Organ donation is currently taking a prominent role in the future of health in Northern Ireland. Stormont in consultation with the Department of Health is is currently running a public consultation debating possible changes in organ donation law. If the consultation receives public support North-ern Ireland will move from an ‘opt-in’ system to an ‘opt-out system’. ‘opt-out’ system means that all competent adults will be assumed to be an organ donor unless stated otherwise.

It is vital to educate and raise awareness of organ donation. In Northern Ireland 84% of the population supports organ donation but less than half are registered organ donors.

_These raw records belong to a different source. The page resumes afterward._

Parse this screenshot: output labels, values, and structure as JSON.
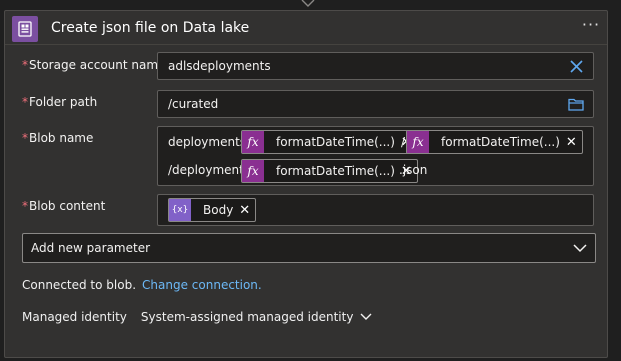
{
  "header": {
    "title": "Create json file on Data lake",
    "more_label": "···"
  },
  "fields": {
    "storage_account": {
      "label": "Storage account name",
      "value": "adlsdeployments"
    },
    "folder_path": {
      "label": "Folder path",
      "value": "/curated"
    },
    "blob_name": {
      "label": "Blob name",
      "segments": {
        "prefix": "deployments/",
        "slash": "/",
        "line2_prefix": "/deployment_",
        "suffix": ".json"
      },
      "tokens": [
        "formatDateTime(...)",
        "formatDateTime(...)",
        "formatDateTime(...)"
      ]
    },
    "blob_content": {
      "label": "Blob content",
      "token": "Body"
    }
  },
  "add_parameter": {
    "label": "Add new parameter"
  },
  "connection": {
    "text": "Connected to blob.",
    "link": "Change connection."
  },
  "identity": {
    "label": "Managed identity",
    "value": "System-assigned managed identity"
  },
  "icons": {
    "header": "storage-blob-icon",
    "clear": "close-icon",
    "folder": "folder-icon",
    "expression": "fx-icon",
    "variable": "dynamic-content-icon"
  },
  "colors": {
    "accent_purple": "#7b4fa0",
    "expression_token": "#8a2f91",
    "link": "#6cb8f6",
    "required": "#f1707b",
    "clear_icon": "#5fa8f0"
  }
}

A module in organ donation education is offered in Aquinas as part of the enrichment curriculum. As a past participant of the programme I learnt about all the different types of organs which can be donated, what life is like for someone on the transplant waiting list and how receiving a donated organ can completely transform someone’s life.

Visits from Specialist Nurses in Organ Donations and professionals in the field were highly informative and showed the importance of education and raising awareness of the issue. The Anthony Nolan Trust also paid a visit to Aquinas, showcasing the importance of stem cell donation and a group of students, including myself, became student stem cell ambassadors and assisted in the running of a donor drive where 42 new stem cell donors were added to the register.

 

 


I was fortunate to attend a lecture given by Dr Tim Brown, consultant kidney transplant surgeon, who came to Aquinas in January of 2020. We discovered the journey a patient goes through from dialysis to transplant and the journey the organ itself goes through from donor to recipient. Mr Brown and the team have helped Northern Ireland become a world class centre in kidney transplan-tation. For such a small country Northern Ireland has one of the highest number of living kidney donors per head in the world. Mr Brown’s humble words and dedication to his patients inspired me to explore my interest in the subject.

 

As a St John Ambulance cadet I formed a team with cadets from England to create a webinar to be broadcast as part of the national YOUTH LIVE series, in the hopes of educating other cadets and raising awareness of organ donation. In our presentation we discussed the law surrounding organ donation, the types of organs that can be transplanted and the common medical conditions that lead to someone being placed on the transplant waiting list.

 

 

When it comes to organ donation having the conversation with your loved ones is essential. When completing the enrichment programme we created a GIF for organ donation week #TellYourLovesOnes to spread the word on social media.

Sharing your wishes with those close to you is essential in helping save lives. We can all make a dif-ference by becoming organ donors, each one of us can give the gift of life to up to 9 people after our deaths. Make sure you can make a difference by registering as an organ donor and sharing this information with your family and friends.

 

#TellYourLovedOnes

Written by Katie Burns